AMC Entertainment, the largest movie theater chain in the world, will offer open captioning at 240 locations in the United States, a move that the company’s chief executive described as “a real advance for those with hearing difficulties or where English is a second language.”
Movie theaters provide closed captioning through devices that some customers describe as inconvenient and prone to malfunctioning. Open captions, however, are displayed on the screen in a way similar to subtitles; everyone in the theater sees the same captions, on the same screen.
Advocates for the deaf and hard of hearing have long sought more and higher-quality captioning, but theater owners worry that people who aren’t deaf simply don’t like seeing captions at the movies.
“In some cases, putting open captions on the screen diminishes ticket sales for the movie,” said John Fithian, the president and chief executive of the National Association of Theatre Owners, although he noted that the evidence was mostly anecdotal. He said the industry, whose business has been battered by the pandemic, was studying the relationship between open captions and ticket sales.
Christian Vogler, a professor at Gallaudet University, a school in Washington that serves the deaf, said in an email, “Detractors of open captions often have argued that the wider hearing audience would revolt over them, or that these would be a losing business proposition for theaters.” He praised AMC’s move, which was announced last week, saying, “The fact that a large national chain has had a change of heart is significant, and may even open the floodgates for others to follow suit.”
Other major theater chains, including Regal Cinemas and Cinemark, did not respond to messages seeking comment, and AMC did not say what precipitated the company’s decision.
But Mr. Fithian, whose group represents large chains and small theater owners alike, said the industry had been paying more attention to open captioning recently as advocates for the deaf and hard of hearing have voiced concerns about closed-captioning devices.
“AMC’s the first to go public with what they’re rolling out,” he said. “But this is all part of an industrywide effort to improve access by both making sure our closed-captioning systems are working, but also by expanding the number of voluntary open-caption shows across the country.”

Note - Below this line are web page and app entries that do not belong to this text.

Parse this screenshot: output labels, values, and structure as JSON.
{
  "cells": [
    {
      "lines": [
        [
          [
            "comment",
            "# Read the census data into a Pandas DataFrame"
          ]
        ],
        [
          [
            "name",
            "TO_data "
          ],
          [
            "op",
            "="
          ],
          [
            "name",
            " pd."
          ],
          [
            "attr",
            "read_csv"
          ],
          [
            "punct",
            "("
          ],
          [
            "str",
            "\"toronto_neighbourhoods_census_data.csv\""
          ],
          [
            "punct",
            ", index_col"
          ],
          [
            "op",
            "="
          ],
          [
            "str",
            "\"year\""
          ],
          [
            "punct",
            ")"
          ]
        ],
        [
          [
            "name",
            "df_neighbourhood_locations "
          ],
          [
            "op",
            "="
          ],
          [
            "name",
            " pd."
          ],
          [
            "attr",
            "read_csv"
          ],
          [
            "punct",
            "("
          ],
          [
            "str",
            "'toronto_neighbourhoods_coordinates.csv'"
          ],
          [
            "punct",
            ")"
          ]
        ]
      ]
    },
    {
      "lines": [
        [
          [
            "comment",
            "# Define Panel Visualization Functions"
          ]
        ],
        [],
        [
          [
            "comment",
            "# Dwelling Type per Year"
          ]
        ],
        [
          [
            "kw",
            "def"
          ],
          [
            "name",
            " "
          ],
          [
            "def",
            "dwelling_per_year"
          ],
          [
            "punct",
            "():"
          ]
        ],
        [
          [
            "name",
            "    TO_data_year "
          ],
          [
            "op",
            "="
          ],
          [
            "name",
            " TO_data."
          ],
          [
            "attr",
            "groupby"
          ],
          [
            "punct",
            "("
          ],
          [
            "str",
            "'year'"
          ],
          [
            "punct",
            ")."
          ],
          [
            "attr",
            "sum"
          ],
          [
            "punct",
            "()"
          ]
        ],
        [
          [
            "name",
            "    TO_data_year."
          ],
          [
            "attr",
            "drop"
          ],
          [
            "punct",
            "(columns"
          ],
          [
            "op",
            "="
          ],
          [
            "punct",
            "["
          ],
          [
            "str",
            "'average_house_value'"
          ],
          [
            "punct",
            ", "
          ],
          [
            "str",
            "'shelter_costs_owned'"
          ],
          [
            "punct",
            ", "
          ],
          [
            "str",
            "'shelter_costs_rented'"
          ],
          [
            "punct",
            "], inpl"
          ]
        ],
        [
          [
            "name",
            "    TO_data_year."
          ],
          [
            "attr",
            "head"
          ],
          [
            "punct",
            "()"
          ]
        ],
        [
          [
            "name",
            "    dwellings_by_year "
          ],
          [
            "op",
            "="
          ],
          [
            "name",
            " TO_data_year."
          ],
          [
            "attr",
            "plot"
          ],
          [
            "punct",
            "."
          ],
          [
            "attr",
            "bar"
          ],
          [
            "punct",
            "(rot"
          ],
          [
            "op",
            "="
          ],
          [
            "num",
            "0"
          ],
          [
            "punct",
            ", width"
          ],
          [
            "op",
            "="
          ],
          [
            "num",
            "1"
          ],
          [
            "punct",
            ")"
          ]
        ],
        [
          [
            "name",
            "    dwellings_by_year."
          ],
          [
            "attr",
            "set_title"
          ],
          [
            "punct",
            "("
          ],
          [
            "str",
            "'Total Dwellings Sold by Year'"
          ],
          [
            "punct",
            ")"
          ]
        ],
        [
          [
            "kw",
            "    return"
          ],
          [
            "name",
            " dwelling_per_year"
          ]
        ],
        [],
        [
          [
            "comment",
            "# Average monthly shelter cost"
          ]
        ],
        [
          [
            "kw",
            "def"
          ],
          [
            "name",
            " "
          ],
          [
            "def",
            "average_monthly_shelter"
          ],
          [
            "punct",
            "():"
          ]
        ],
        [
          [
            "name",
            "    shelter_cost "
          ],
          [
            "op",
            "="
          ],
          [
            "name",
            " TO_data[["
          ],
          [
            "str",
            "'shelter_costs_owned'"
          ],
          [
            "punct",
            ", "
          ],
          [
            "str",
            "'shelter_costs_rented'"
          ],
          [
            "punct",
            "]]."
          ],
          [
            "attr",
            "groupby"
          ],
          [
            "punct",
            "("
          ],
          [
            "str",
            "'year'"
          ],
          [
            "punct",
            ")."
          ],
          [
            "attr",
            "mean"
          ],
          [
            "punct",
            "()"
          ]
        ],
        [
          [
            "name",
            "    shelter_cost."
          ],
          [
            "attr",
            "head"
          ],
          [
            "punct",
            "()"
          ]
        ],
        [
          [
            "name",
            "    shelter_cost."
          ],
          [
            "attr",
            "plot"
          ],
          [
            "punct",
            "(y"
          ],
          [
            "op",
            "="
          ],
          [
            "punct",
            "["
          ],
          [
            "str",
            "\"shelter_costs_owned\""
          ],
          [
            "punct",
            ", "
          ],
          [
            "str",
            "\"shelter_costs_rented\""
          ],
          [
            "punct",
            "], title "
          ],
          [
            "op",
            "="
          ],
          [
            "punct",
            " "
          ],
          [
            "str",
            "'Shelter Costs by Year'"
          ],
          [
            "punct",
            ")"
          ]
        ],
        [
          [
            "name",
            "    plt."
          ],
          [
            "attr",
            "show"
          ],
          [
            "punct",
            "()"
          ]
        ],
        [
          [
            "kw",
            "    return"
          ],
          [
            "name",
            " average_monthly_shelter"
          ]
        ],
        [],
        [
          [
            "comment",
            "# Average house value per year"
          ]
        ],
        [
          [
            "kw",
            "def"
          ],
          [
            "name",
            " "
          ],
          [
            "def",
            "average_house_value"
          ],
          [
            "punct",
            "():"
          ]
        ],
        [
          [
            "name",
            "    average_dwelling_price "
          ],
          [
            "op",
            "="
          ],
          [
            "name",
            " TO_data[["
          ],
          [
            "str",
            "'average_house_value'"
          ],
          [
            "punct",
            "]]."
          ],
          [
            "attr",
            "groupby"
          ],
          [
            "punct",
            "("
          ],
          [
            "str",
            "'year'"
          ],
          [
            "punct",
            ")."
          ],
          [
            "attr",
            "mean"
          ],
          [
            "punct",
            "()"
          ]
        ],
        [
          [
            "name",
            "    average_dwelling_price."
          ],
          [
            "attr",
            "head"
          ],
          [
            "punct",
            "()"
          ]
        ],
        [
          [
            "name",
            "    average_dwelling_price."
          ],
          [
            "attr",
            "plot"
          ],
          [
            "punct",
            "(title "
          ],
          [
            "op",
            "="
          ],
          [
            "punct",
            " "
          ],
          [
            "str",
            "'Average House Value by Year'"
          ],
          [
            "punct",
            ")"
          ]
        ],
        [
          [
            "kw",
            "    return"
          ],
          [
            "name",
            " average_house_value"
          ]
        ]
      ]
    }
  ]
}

The announcement brought some measure of hope to the deaf and the hard of hearing.
Megan Albertz, of South Florida, was at a brewery on Saturday where a captioned version of the 1995 Robin Williams movie “Jumanji” was playing in the background.
Ms. Albertz, 29, was born with profound hearing loss and realized, having previously seen “Jumanji” without captions, that she had originally misunderstood scenes or characters’ dialogue.
“Over the years, I’ve rewatched movies I had seen in theaters on various streaming platforms with captions, and I am continuously blown away with how much language or lines I missed,” she said in an email.
She called AMC’s decision a step toward “accessibility for all” but wanted the company and the industry to continue expanding open-caption options.
In recent years, because of litigation, legislation and pressure from disability-rights advocates, the theater industry has made closed-captioning equipment more widely available. That equipment includes the Sony glasses used by Regal Cinemas and the Captiview device, which attaches to a theater seat’s cupholder and displays captions.
“These devices have their fans,” Dr. Vogler, of Gallaudet University, said, “but are also widely despised, due to both their propensity to cut out, get misconfigured, run out of battery, and their inferior usability and ergonomics compared to” open captioning.
AMC said that only select, clearly designated showtimes would feature open captioning and that the “vast majority” of its showtimes would still be offered with closed captioning.
The company’s chief executive, Adam Aron, noted that the expansion was in time for Marvel’s “Eternals,” which is set to open on Nov. 5 and features Lauren Ridloff, an actress who has been deaf since birth and who plays the first deaf superhero in the Marvel Cinematic Universe.
In an interview with The New York Times in August, Ms. Ridloff said most movie theaters were not accessible to the deaf, who are often viewed as an “afterthought.”
“You have to use a special closed-captioning device to watch subtitling in a theater, and it’s a headache, because most of the time the devices don’t work,” she said. “Then you have to go back to the front desk and find somebody to help, and by the time they figure it out that it’s not working — that it’s not going to be subtitled at all — the movie’s halfway done.”